Chickenhawks part 2
I actually agree with the overall gist of Christopher Hitchens' latest column in Slate. He argues that it's absurd to think you've scored some kind of withering putdown of war supporters by pointing out that most of them (and their sons) haven't volunteered for duty. Since I support police, fire, and social welfare programs despite the fact that I'm not a police officer, a firefighter, or a social worker, I think he's right on this.
I half agree with Hitchens & Drum. Hitchens is right that it's sort of weird that we always talk about whether war supporters would 'send' their sons (and daughters) to Iraq:
But when it comes to the confrontation in Iraq, the whole notion of grown-ups volunteering is dismissed or lampooned. Instead, it's people's children getting "sent." Recall Michael Moore asking congressmen whether they would "send" one of their offspring, as if they had the power to do so, or the right? ... Nobody has to join the armed forces, and those who do are old enough to vote, get married, and do almost everything legal except buy themselves a drink. Why infantilize young people who are entitled to every presumption of adulthood?
Iraq war hawks could perhaps encourage their children to sign up for the military, but they obviously can't just 'send' them over, in the sense of forcing them to enlist.
I don't, however, think that it's unreasonable to expect fervent war supporters like Jonah Goldberg (who we all like to pick on) to put their money where their mouth is. One difference between this and Drum's example of police and firefighters is that there is a shortage of soldiers. With things like police work and firefighting, we've managed to set things up so that the benefits conferred on those who do these jobs (the pay, the lifestyle, and in the case of firefighters, the you-know-what) are attractive enough that a sufficient number of people volunteer to do the job.
This is usually the case with the military as well - but not right now. The (real or perceived) danger of fighting in Iraq has reached a level where the risk is not outweighed by the benefits in the minds of a sufficient number of people. So you have a shortage of troops.
But Bush supporters tell us that the war in Iraq is absolutely vital; that the security of the U.S. depends on it. Most of us don't believe that, but they profess to. So you'd think they would be pulling out all the stops, doing whatever is necessary to win the war. But one thing you don't see them doing is volunteering to fight it themselves.

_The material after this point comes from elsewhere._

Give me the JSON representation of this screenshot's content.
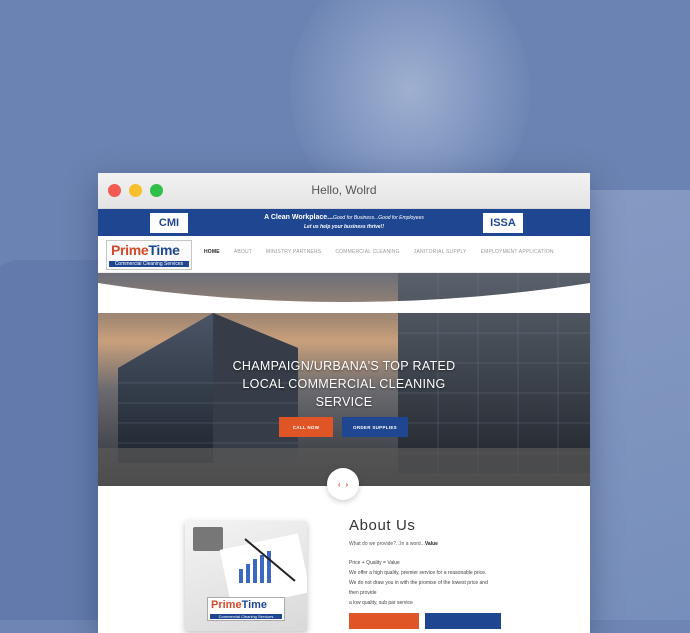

Almost everyone agrees that police and firefighters are necessary, so we ask that some individuals take on these fairly dangerous jobs. But when we do, it is with the understanding that we only ask them to risk their lives because what they are doing is necessary for the continued survival and prosperity of all of us. That is - we only send them into life-threatening situations when it is absolutely necessary. We don't ask them to risk their lives for frivolous reasons.
The same thing, theoretically, is true with regard to soldiers. We ask them to be available to put their lives on the line, with the understanding that they will be called upon to do so only under the direst circumstances.
Obviously, though, things don't usually play out like this. The US has often deployed forces for unnecessary (and sometimes immoral) purposes. So one would have to be quite naive to enlist expecting only to be called upon to fight a war as a last resort. Of course, the military likes to grab 'em young, and 17- and 18-year-olds have a tendency to be naive, and it's hard to blame them for that.
Not only are the jobs of the police and firefighters supposed to be necessary, they are supposed to be necessary to everyone. This is the crucial difference. Wars like Iraq are fought not for the benefit of everyone but for a few. Of all the reasons Iraq was invaded - a show of power, a way to ensure Bush's re-election, strategic advantage, oil - the most implausible is that it was fought for the benefit of the average American. But it is precisely the average American who is being asked to do the fighting.
Thus we get to the root of the 'chickenhawk' slur - the time-honored tradition of the little man fighting the big man's wars.